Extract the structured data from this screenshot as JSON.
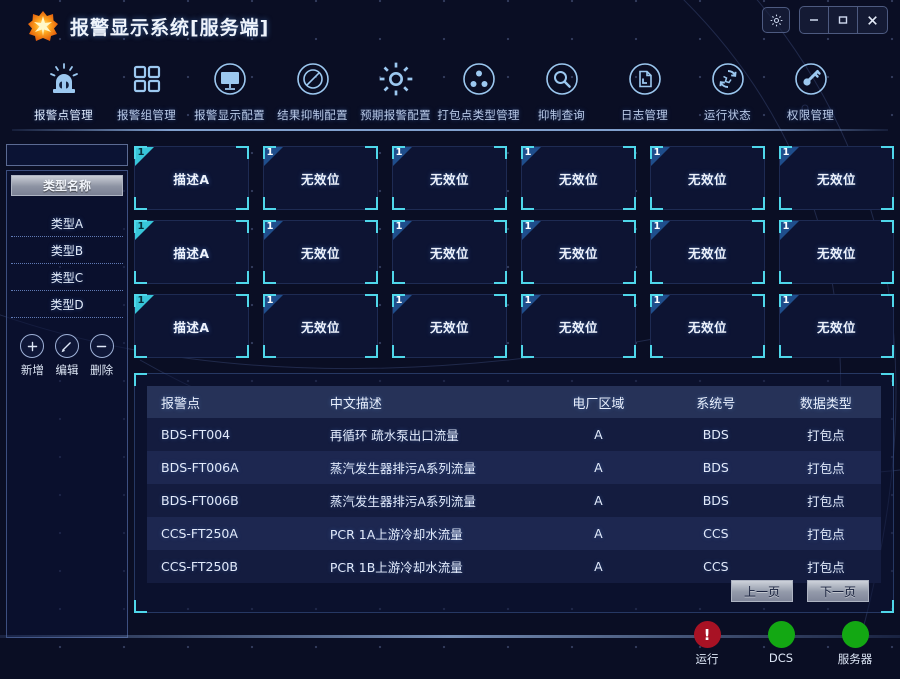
{
  "window": {
    "title": "报警显示系统[服务端]",
    "logo_icon": "starburst-logo",
    "settings_icon": "gear-icon",
    "minimize_label": "—",
    "maximize_label": "❐",
    "close_label": "✕"
  },
  "toolbar": {
    "items": [
      {
        "label": "报警点管理",
        "icon": "alarm-beacon-icon",
        "active": true
      },
      {
        "label": "报警组管理",
        "icon": "grid-squares-icon",
        "active": false
      },
      {
        "label": "报警显示配置",
        "icon": "monitor-icon",
        "active": false
      },
      {
        "label": "结果抑制配置",
        "icon": "no-entry-icon",
        "active": false
      },
      {
        "label": "预期报警配置",
        "icon": "gear-icon",
        "active": false
      },
      {
        "label": "打包点类型管理",
        "icon": "nodes-icon",
        "active": false
      },
      {
        "label": "抑制查询",
        "icon": "search-icon",
        "active": false
      },
      {
        "label": "日志管理",
        "icon": "document-icon",
        "active": false
      },
      {
        "label": "运行状态",
        "icon": "globe-refresh-icon",
        "active": false
      },
      {
        "label": "权限管理",
        "icon": "key-icon",
        "active": false
      }
    ]
  },
  "sidebar": {
    "search": {
      "value": "",
      "placeholder": "",
      "icon": "search-icon"
    },
    "list_header": "类型名称",
    "types": [
      {
        "label": "类型A"
      },
      {
        "label": "类型B"
      },
      {
        "label": "类型C"
      },
      {
        "label": "类型D"
      }
    ],
    "actions": [
      {
        "label": "新增",
        "glyph": "+",
        "icon": "plus-circle-icon"
      },
      {
        "label": "编辑",
        "glyph": "✎",
        "icon": "pencil-circle-icon"
      },
      {
        "label": "删除",
        "glyph": "−",
        "icon": "minus-circle-icon"
      }
    ]
  },
  "grid": {
    "cards": [
      {
        "badge": "1",
        "text": "描述A",
        "accent": "cyan"
      },
      {
        "badge": "1",
        "text": "无效位",
        "accent": "blue"
      },
      {
        "badge": "1",
        "text": "无效位",
        "accent": "blue"
      },
      {
        "badge": "1",
        "text": "无效位",
        "accent": "blue"
      },
      {
        "badge": "1",
        "text": "无效位",
        "accent": "blue"
      },
      {
        "badge": "1",
        "text": "无效位",
        "accent": "blue"
      },
      {
        "badge": "1",
        "text": "描述A",
        "accent": "cyan"
      },
      {
        "badge": "1",
        "text": "无效位",
        "accent": "blue"
      },
      {
        "badge": "1",
        "text": "无效位",
        "accent": "blue"
      },
      {
        "badge": "1",
        "text": "无效位",
        "accent": "blue"
      },
      {
        "badge": "1",
        "text": "无效位",
        "accent": "blue"
      },
      {
        "badge": "1",
        "text": "无效位",
        "accent": "blue"
      },
      {
        "badge": "1",
        "text": "描述A",
        "accent": "cyan"
      },
      {
        "badge": "1",
        "text": "无效位",
        "accent": "blue"
      },
      {
        "badge": "1",
        "text": "无效位",
        "accent": "blue"
      },
      {
        "badge": "1",
        "text": "无效位",
        "accent": "blue"
      },
      {
        "badge": "1",
        "text": "无效位",
        "accent": "blue"
      },
      {
        "badge": "1",
        "text": "无效位",
        "accent": "blue"
      }
    ]
  },
  "table": {
    "columns": [
      "报警点",
      "中文描述",
      "电厂区域",
      "系统号",
      "数据类型"
    ],
    "rows": [
      [
        "BDS-FT004",
        "再循环 疏水泵出口流量",
        "A",
        "BDS",
        "打包点"
      ],
      [
        "BDS-FT006A",
        "蒸汽发生器排污A系列流量",
        "A",
        "BDS",
        "打包点"
      ],
      [
        "BDS-FT006B",
        "蒸汽发生器排污A系列流量",
        "A",
        "BDS",
        "打包点"
      ],
      [
        "CCS-FT250A",
        "PCR 1A上游冷却水流量",
        "A",
        "CCS",
        "打包点"
      ],
      [
        "CCS-FT250B",
        "PCR 1B上游冷却水流量",
        "A",
        "CCS",
        "打包点"
      ]
    ],
    "prev_label": "上一页",
    "next_label": "下一页"
  },
  "status": [
    {
      "label": "运行",
      "color": "#a81224",
      "glyph": "!",
      "icon": "alert-status-icon"
    },
    {
      "label": "DCS",
      "color": "#13a813",
      "glyph": "",
      "icon": "dcs-status-icon"
    },
    {
      "label": "服务器",
      "color": "#13a813",
      "glyph": "",
      "icon": "server-status-icon"
    }
  ],
  "colors": {
    "background": "#0a0e24",
    "accent_cyan": "#4fd7ea",
    "accent_blue": "#1f4e8c",
    "ok_green": "#13a813",
    "alert_red": "#a81224"
  }
}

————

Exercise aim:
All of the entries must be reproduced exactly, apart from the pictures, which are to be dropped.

Response area:
Extract the structured data from this screenshot as JSON.
{
  "window": {
    "title": "报警显示系统[服务端]",
    "logo_icon": "starburst-logo",
    "settings_icon": "gear-icon",
    "minimize_label": "—",
    "maximize_label": "❐",
    "close_label": "✕"
  },
  "toolbar": {
    "items": [
      {
        "label": "报警点管理",
        "icon": "alarm-beacon-icon",
        "active": true
      },
      {
        "label": "报警组管理",
        "icon": "grid-squares-icon",
        "active": false
      },
      {
        "label": "报警显示配置",
        "icon": "monitor-icon",
        "active": false
      },
      {
        "label": "结果抑制配置",
        "icon": "no-entry-icon",
        "active": false
      },
      {
        "label": "预期报警配置",
        "icon": "gear-icon",
        "active": false
      },
      {
        "label": "打包点类型管理",
        "icon": "nodes-icon",
        "active": false
      },
      {
        "label": "抑制查询",
        "icon": "search-icon",
        "active": false
      },
      {
        "label": "日志管理",
        "icon": "document-icon",
        "active": false
      },
      {
        "label": "运行状态",
        "icon": "globe-refresh-icon",
        "active": false
      },
      {
        "label": "权限管理",
        "icon": "key-icon",
        "active": false
      }
    ]
  },
  "sidebar": {
    "search": {
      "value": "",
      "placeholder": "",
      "icon": "search-icon"
    },
    "list_header": "类型名称",
    "types": [
      {
        "label": "类型A"
      },
      {
        "label": "类型B"
      },
      {
        "label": "类型C"
      },
      {
        "label": "类型D"
      }
    ],
    "actions": [
      {
        "label": "新增",
        "glyph": "+",
        "icon": "plus-circle-icon"
      },
      {
        "label": "编辑",
        "glyph": "✎",
        "icon": "pencil-circle-icon"
      },
      {
        "label": "删除",
        "glyph": "−",
        "icon": "minus-circle-icon"
      }
    ]
  },
  "grid": {
    "cards": [
      {
        "badge": "1",
        "text": "描述A",
        "accent": "cyan"
      },
      {
        "badge": "1",
        "text": "无效位",
        "accent": "blue"
      },
      {
        "badge": "1",
        "text": "无效位",
        "accent": "blue"
      },
      {
        "badge": "1",
        "text": "无效位",
        "accent": "blue"
      },
      {
        "badge": "1",
        "text": "无效位",
        "accent": "blue"
      },
      {
        "badge": "1",
        "text": "无效位",
        "accent": "blue"
      },
      {
        "badge": "1",
        "text": "描述A",
        "accent": "cyan"
      },
      {
        "badge": "1",
        "text": "无效位",
        "accent": "blue"
      },
      {
        "badge": "1",
        "text": "无效位",
        "accent": "blue"
      },
      {
        "badge": "1",
        "text": "无效位",
        "accent": "blue"
      },
      {
        "badge": "1",
        "text": "无效位",
        "accent": "blue"
      },
      {
        "badge": "1",
        "text": "无效位",
        "accent": "blue"
      },
      {
        "badge": "1",
        "text": "描述A",
        "accent": "cyan"
      },
      {
        "badge": "1",
        "text": "无效位",
        "accent": "blue"
      },
      {
        "badge": "1",
        "text": "无效位",
        "accent": "blue"
      },
      {
        "badge": "1",
        "text": "无效位",
        "accent": "blue"
      },
      {
        "badge": "1",
        "text": "无效位",
        "accent": "blue"
      },
      {
        "badge": "1",
        "text": "无效位",
        "accent": "blue"
      }
    ]
  },
  "table": {
    "columns": [
      "报警点",
      "中文描述",
      "电厂区域",
      "系统号",
      "数据类型"
    ],
    "rows": [
      [
        "BDS-FT004",
        "再循环 疏水泵出口流量",
        "A",
        "BDS",
        "打包点"
      ],
      [
        "BDS-FT006A",
        "蒸汽发生器排污A系列流量",
        "A",
        "BDS",
        "打包点"
      ],
      [
        "BDS-FT006B",
        "蒸汽发生器排污A系列流量",
        "A",
        "BDS",
        "打包点"
      ],
      [
        "CCS-FT250A",
        "PCR 1A上游冷却水流量",
        "A",
        "CCS",
        "打包点"
      ],
      [
        "CCS-FT250B",
        "PCR 1B上游冷却水流量",
        "A",
        "CCS",
        "打包点"
      ]
    ],
    "prev_label": "上一页",
    "next_label": "下一页"
  },
  "status": [
    {
      "label": "运行",
      "color": "#a81224",
      "glyph": "!",
      "icon": "alert-status-icon"
    },
    {
      "label": "DCS",
      "color": "#13a813",
      "glyph": "",
      "icon": "dcs-status-icon"
    },
    {
      "label": "服务器",
      "color": "#13a813",
      "glyph": "",
      "icon": "server-status-icon"
    }
  ],
  "colors": {
    "background": "#0a0e24",
    "accent_cyan": "#4fd7ea",
    "accent_blue": "#1f4e8c",
    "ok_green": "#13a813",
    "alert_red": "#a81224"
  }
}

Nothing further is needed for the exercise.